• **Required action**
In the data below, locate each line with the word "YouCam" and list it.

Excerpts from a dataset
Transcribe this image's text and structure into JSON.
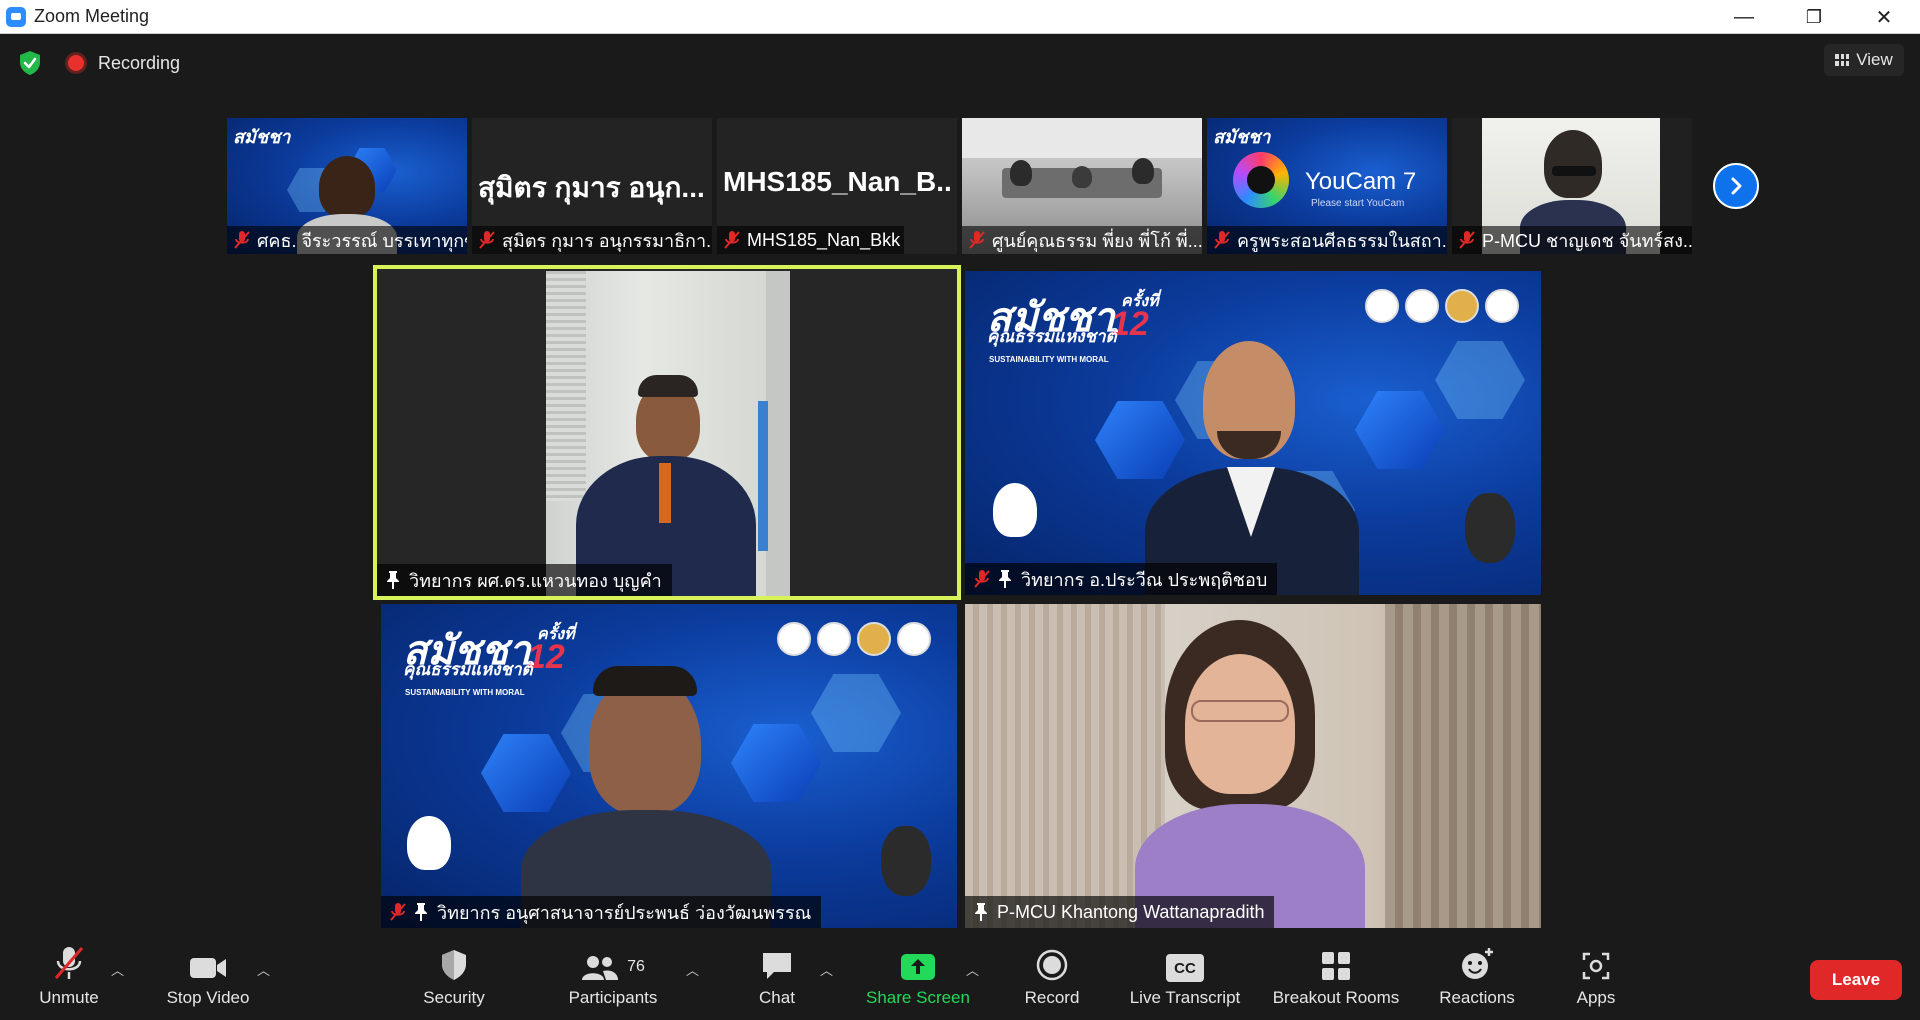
{
  "window": {
    "title": "Zoom Meeting",
    "minimize": "—",
    "restore": "❐",
    "close": "✕"
  },
  "topbar": {
    "recording_label": "Recording",
    "view_label": "View"
  },
  "strip": [
    {
      "name": "ศคธ. จีระวรรณ์ บรรเทาทุกข์",
      "muted": true
    },
    {
      "name": "สุมิตร กุมาร อนุกรรมาธิกา...",
      "big_name": "สุมิตร กุมาร อนุก...",
      "muted": true
    },
    {
      "name": "MHS185_Nan_Bkk",
      "big_name": "MHS185_Nan_B...",
      "muted": true
    },
    {
      "name": "ศูนย์คุณธรรม พี่ยง พี่โก้ พี่...",
      "muted": true
    },
    {
      "name": "ครูพระสอนศีลธรรมในสถา...",
      "muted": true,
      "overlay_text": "YouCam 7",
      "overlay_sub": "Please start YouCam"
    },
    {
      "name": "P-MCU ชาญเดช จันทร์สง...",
      "muted": true
    }
  ],
  "gallery": [
    {
      "name": "วิทยากร ผศ.ดร.แหวนทอง บุญคำ",
      "muted": false,
      "pinned": true,
      "active": true
    },
    {
      "name": "วิทยากร อ.ประวีณ ประพฤติชอบ",
      "muted": true,
      "pinned": true,
      "active": false
    },
    {
      "name": "วิทยากร อนุศาสนาจารย์ประพนธ์ ว่องวัฒนพรรณ",
      "muted": true,
      "pinned": true,
      "active": false
    },
    {
      "name": "P-MCU Khantong Wattanapradith",
      "muted": false,
      "pinned": true,
      "active": false
    }
  ],
  "banner": {
    "title": "สมัชชา",
    "subtitle": "คุณธรรมแห่งชาติ",
    "round": "ครั้งที่",
    "number": "12",
    "tagline": "SUSTAINABILITY WITH MORAL"
  },
  "toolbar": {
    "unmute": "Unmute",
    "stop_video": "Stop Video",
    "security": "Security",
    "participants": "Participants",
    "participants_count": "76",
    "chat": "Chat",
    "share_screen": "Share Screen",
    "record": "Record",
    "live_transcript": "Live Transcript",
    "breakout_rooms": "Breakout Rooms",
    "reactions": "Reactions",
    "apps": "Apps",
    "leave": "Leave",
    "cc_badge": "CC"
  },
  "colors": {
    "accent": "#0e72ed",
    "active_speaker": "#d8f25a",
    "leave": "#e02828",
    "share": "#23d959",
    "recording": "#e8312c"
  }
}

• **Task response**
      "overlay_text": "YouCam 7",
      "overlay_sub": "Please start YouCam"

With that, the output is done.